Right before the close last Wednesday I placed an ATM straddle that proved to be profitable and I closed it after the IV spike on Thursday. I shouldn't have come back for more, but I placed another ATM straddle Monday before the close and even with the huge drop in price on Tuesday the IV collapse only allowed me to break even. These were my first two super short term volatility trades and now I now that the free IV data on the CBOE's website is an end of day service... definitely wouldn't have placed that trade on Monday afternoon. Seeing now that I possibly should have been doing the opposite, shorting volatility, do you suggest any strategies that aren't outright short and don't require a big amount of margin to be put up?
Also, what service do you use to view real-time IV for ETFs and such?Adam C. Hi Adam,
As a newbie, you should make an important distinction between options trades that have unlimited risk and those that you should characterize as limited risk or defined risk. Shorting 10 SLV July 47 calls theoretically opens you up to unlimited risk because SLV can continue to go up and up. Should this happen, depending upon your cash cushion, eventually your broker will hit you with a margin call and you will be forced to cover at a significant loss.
Take the same basic trade and add a second leg as a hedge and your unlimited risk is now limited. Instead of a naked short, a bear call spread involving 10 short SLV July 47 calls plus 10 long SLV July 50 calls caps your loss at the distance between the two strikes. Here that is 50-47 or three points. Three points times 10 options (with a 100 multiplier) puts your maximum loss at $3000.
Make that trade right now and for 10 contracts you should receive a credit of about $1.20 for that spread, so that means your maximum profit is $1200 and maximum loss is $3000 - $1200 or $1800.
This is a directional bet. For a non-directional bet – meaning that you expect SLV to be at about 47.00 at the time of the July expiration, you should probably focus on condors and butterflies, which are essentially the limited risk version of strangles and straddles. Sometimes you will hear a trader refer to “buying the wings.” What that means is they are converting an unlimited risk strangle or straddle into a limited risk condor or butterfly by buying out-of-the-money legs to hedge their risk, just as was the case with the call spread example above. As a matter of fact, one way to think about an iron condor is that it is just a bear call spread plus a bull put spread. Early on I used a more generic label of vertical credit spread on the blog for these strategies. You should be able to follow any of these links to get more information.

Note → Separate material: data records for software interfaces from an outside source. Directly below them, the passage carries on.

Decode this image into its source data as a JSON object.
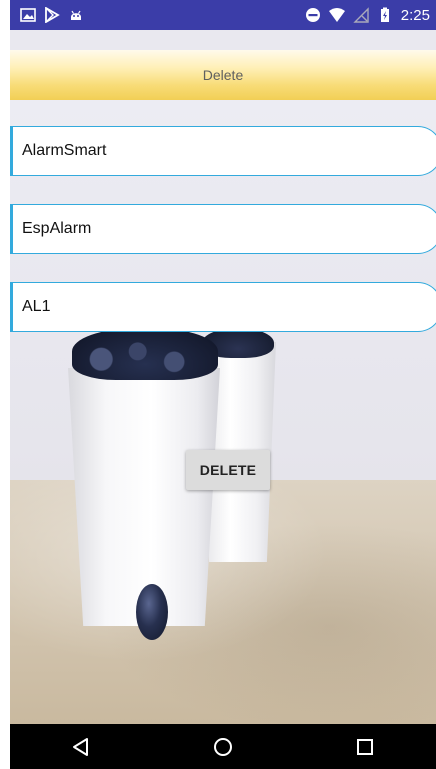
{
  "status_bar": {
    "time": "2:25",
    "left_icons": [
      "image-icon",
      "play-store-icon",
      "android-icon"
    ],
    "right_icons": [
      "do-not-disturb-icon",
      "wifi-icon",
      "no-signal-icon",
      "battery-charging-icon"
    ]
  },
  "header": {
    "title": "Delete"
  },
  "entries": [
    {
      "label": "AlarmSmart"
    },
    {
      "label": "EspAlarm"
    },
    {
      "label": "AL1"
    }
  ],
  "delete_button": {
    "label": "DELETE"
  },
  "nav_bar": {
    "icons": [
      "back-icon",
      "home-icon",
      "recents-icon"
    ]
  },
  "colors": {
    "status_bar": "#3b3da8",
    "entry_border": "#33aadd",
    "title_gradient_end": "#f2cf55",
    "nav_bar": "#000000"
  }
}
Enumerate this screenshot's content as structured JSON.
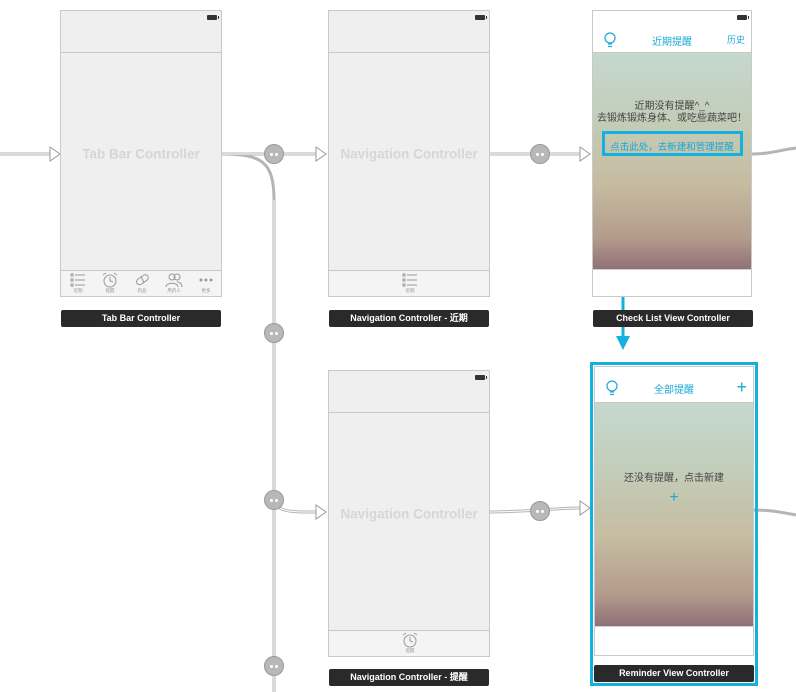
{
  "scenes": {
    "tabbar": {
      "watermark": "Tab Bar Controller",
      "label": "Tab Bar Controller",
      "tabs": [
        "近期",
        "提醒",
        "药品",
        "用药人",
        "更多"
      ],
      "tab_icons": [
        "list-icon",
        "alarm-clock-icon",
        "pill-icon",
        "people-icon",
        "more-dots-icon"
      ]
    },
    "nav_recent": {
      "watermark": "Navigation Controller",
      "label": "Navigation Controller - 近期",
      "tab": "近期",
      "tab_icon": "list-icon"
    },
    "checklist": {
      "nav_title": "近期提醒",
      "nav_right": "历史",
      "left_icon": "lightbulb-icon",
      "empty_line1": "近期没有提醒^_^",
      "empty_line2": "去锻炼锻炼身体、或吃些蔬菜吧！",
      "link": "点击此处，去新建和管理提醒",
      "label": "Check List View Controller"
    },
    "nav_reminder": {
      "watermark": "Navigation Controller",
      "label": "Navigation Controller - 提醒",
      "tab": "提醒",
      "tab_icon": "alarm-clock-icon"
    },
    "reminder": {
      "nav_title": "全部提醒",
      "nav_right": "+",
      "left_icon": "lightbulb-icon",
      "empty_text": "还没有提醒，点击新建",
      "add": "+",
      "label": "Reminder View Controller"
    }
  },
  "colors": {
    "accent": "#14b1de",
    "link": "#1aa8d8",
    "label_bg": "#2a2a2a"
  }
}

An even better way to get up to speed on these strategies is with some online resources. A good place to start is with the Options Industry Council (OIC), where they have an Options Strategy Index. Click on any strategy diagram for more information. Among the many great resources out there, I can highly recommend the CBOE’s Options Institute, where you might want to start with their tutorials. Keep in mind that the options brokers also do an excellent job of educating their customers on options strategies. Two that put a great deal of effort into education are optionsXpress (Education Center) and thinkorswim (Swim Lessons).
Also, the links below should provide some specific posts that will give you some food for thought regarding your recent SLV (?) trade and some alternative approaches.
In terms of real-time IV, I use Livevol Pro, which provides the graphs that I use on the blog for implied volatility and historical volatility. Your favorite options brokers (thinkorswim, optionsXpress, TradeMONSTER, Options House, Trade King, etc.) should also have good real-time or nearly real-time IV data. If you don't have an account at a broker that specializes in options, I highly recommend you open up one with at least one of the brokers mentioned above so you can get your data and place your trades on the same platform.